featured gallery for May 2013
American Noir: Into a Dark Past
American Noir: Into a Dark Past
Until it went online, the Visual AIDS artist registry was a mystery to me. I never consulted it before moving from New York to California in 2002. But since then I have followed with great interest the monthly web shows culled from it. And since the registry recently went online I’ve poked around in it, invariably drawn to the work of friends, most of them deceased, and usually with pleasure.
The registry accords the curator of these monthly web shows enormous freedom. When I organized (with Thomas Sokolowski) what may have been the first international traveling museum show devoted to AIDS art in 1990 (From Media to Metaphor: Art About AIDS) we were challenged to confront many (unspoken) criteria involving the diversity of both the artists and art exhibited. Only a few major exhibitions devoted to AIDS-art have been mounted since, so the challenges (and unspoken criteria) remain pretty much the same, although the social and cultural contexts have dramatically changed.
Visual AIDS’s virtual exhibitions are less complicated. The ease and frequency with which they are mounted makes them casual and personal, idiosyncratic and amenable to experimentation. In literary terms, curators have selected approaches that range from the philosophical essay or the political tract, to the character sketch or tone poem. I began by simply browsing artists and artworks represented in the registry, again returning mostly to works by friends. I make no claims to have looked at images by each of the represented artists, nor do I make apologies for not doing so. In fact, I find it difficult to look at images of works without at least having experienced—in the “flesh”, as it were—other works by the same artist. Art, after all, is a complex form of knowledge that is highly dependent on our embodied, right and left brain, experiences of it. (But, contradictorily, this didn’t stop me from choosing for the final image in my web show, a work whose maker I was not only unfamiliar with, but the dimensions of which were only described as “[shoe] size 10”.)

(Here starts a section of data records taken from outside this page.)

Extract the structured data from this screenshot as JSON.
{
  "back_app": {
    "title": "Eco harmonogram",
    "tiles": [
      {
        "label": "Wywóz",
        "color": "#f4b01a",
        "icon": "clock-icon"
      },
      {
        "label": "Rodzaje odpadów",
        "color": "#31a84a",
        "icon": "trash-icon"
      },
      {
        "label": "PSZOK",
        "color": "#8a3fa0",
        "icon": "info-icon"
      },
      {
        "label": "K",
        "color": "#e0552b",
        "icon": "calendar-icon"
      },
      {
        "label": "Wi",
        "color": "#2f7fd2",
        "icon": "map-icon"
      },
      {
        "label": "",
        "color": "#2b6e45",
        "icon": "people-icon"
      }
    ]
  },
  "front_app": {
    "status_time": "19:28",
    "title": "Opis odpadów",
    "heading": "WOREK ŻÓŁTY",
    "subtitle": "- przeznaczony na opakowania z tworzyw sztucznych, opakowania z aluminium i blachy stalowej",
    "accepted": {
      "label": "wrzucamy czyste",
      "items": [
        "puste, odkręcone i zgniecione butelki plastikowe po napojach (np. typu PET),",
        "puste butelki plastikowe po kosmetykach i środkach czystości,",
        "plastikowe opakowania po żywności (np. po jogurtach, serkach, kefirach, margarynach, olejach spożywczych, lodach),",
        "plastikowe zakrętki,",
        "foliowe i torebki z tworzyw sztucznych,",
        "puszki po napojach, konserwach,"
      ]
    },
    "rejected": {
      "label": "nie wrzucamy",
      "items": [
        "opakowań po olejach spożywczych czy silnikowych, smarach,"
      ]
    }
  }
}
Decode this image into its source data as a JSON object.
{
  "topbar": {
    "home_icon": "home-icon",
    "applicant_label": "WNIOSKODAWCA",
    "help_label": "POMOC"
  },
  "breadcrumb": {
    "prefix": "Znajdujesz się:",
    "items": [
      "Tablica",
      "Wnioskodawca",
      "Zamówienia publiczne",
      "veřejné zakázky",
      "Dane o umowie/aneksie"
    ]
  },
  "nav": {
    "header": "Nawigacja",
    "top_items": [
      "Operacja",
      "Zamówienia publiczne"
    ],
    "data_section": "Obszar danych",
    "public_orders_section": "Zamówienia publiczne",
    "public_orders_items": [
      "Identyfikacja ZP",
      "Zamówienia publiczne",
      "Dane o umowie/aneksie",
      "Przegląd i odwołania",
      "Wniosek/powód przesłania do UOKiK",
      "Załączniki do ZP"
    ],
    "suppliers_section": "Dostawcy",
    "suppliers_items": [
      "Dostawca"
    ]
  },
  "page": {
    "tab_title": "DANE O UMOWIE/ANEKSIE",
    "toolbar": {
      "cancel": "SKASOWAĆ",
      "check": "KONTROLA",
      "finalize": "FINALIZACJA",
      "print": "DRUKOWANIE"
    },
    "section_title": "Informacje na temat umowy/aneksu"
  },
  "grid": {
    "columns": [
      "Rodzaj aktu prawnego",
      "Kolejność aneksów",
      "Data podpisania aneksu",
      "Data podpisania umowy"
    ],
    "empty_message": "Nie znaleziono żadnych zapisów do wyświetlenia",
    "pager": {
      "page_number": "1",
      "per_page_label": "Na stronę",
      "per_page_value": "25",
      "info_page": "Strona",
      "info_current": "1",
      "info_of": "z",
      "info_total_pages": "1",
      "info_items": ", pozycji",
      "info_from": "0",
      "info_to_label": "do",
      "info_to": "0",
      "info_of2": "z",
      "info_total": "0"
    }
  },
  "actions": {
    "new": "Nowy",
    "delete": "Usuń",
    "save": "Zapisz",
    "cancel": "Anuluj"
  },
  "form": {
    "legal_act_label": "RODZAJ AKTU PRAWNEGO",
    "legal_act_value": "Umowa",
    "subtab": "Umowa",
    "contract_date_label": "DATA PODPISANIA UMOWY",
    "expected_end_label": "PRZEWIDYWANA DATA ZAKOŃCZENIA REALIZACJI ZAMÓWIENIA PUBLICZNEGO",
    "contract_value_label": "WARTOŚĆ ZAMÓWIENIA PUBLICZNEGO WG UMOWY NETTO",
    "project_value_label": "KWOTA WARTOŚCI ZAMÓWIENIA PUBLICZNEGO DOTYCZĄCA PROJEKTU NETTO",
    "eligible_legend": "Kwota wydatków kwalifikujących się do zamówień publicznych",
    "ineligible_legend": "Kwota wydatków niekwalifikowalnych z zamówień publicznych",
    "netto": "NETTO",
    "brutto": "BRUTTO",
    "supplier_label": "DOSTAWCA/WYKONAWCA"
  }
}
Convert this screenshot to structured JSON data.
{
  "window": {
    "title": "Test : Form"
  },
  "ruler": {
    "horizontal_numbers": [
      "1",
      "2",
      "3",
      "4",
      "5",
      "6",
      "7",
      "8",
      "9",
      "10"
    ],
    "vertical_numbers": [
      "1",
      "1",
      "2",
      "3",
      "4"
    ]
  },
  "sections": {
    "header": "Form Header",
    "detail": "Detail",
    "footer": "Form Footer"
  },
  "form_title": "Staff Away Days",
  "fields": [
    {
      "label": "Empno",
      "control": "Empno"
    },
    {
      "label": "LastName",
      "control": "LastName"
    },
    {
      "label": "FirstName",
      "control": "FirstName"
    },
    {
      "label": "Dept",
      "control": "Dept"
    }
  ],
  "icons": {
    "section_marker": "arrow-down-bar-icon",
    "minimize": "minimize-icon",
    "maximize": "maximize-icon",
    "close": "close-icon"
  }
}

As I looked at the works I’d chosen, it was obvious that one distinct part of my sensibility had come into play—a part I’ll call American noir. I borrow this term from film—as in film noir--of course, which refers to a genre of hardboiled American crime dramas of the 1940s and 50s shot in a German Expressionist-derived style of black-and-white cinematography. (Key examples include the films adapted from Raymond Chandler’s novels such as The Big Sleep, Farewell My Lovely and The Long Goodbeye.) They are simultaneously—and paradoxically—highly subjective but emotionally removed. Typically described as “stylized (melo)dramas that emphasize cynical attitudes and sexual motivations,” they are above all else—and this is unusual in visual art—highly narrative.
Like the blues, noir isn’t typical art historical language. Is it insufficiently formal? Too theatrical? Ironically, art criticism during the film noir era of Abstract Expressionism was dominated not by art historians but by poets whose language was redolent with sensibility. With this in mind, let me evoke the American noir sensibility through the contemporary notion of key words (here grouped for poetic effect): Contorted Narrative Alienation / Distant Blue Darkness / Dramatic Adjectival Allure / Visceral Black & Blue Bruises / Pleasureless Expressionist Stiletto / Awkward Lone Gothic / Unforgiven Repressed Revulsion / Strangled Outsider Vernacular. Into the dark, indeed.
The prototypical film noir archetype is the detective or private investigator so often at its heart. To recount my own exhibition-related sleuthing, for more than two decades I’ve looked for additional works by the wonderful artist John Sapp, who was included in the long-ago Media to Metaphor exhibition I helped organize, but who must have died around that time. (There are currently no images of his work in the online registry.) When discussing my ideas for this web show with the always-helpful Visual AIDS staff, I was directed to a couple of artists, including one, Nancer LeMoins, whose work I’ve selected as the show’s final image. It’s called Woman on Shoe 1, and it’s an intriguingly metaphorical photo-image of a woman’s face printed on the sole of a man’s show. Perhaps you’ve heard the term gum shoe? (If you haven’t, it means detective.) In the world of American noir, every picture has a story attached.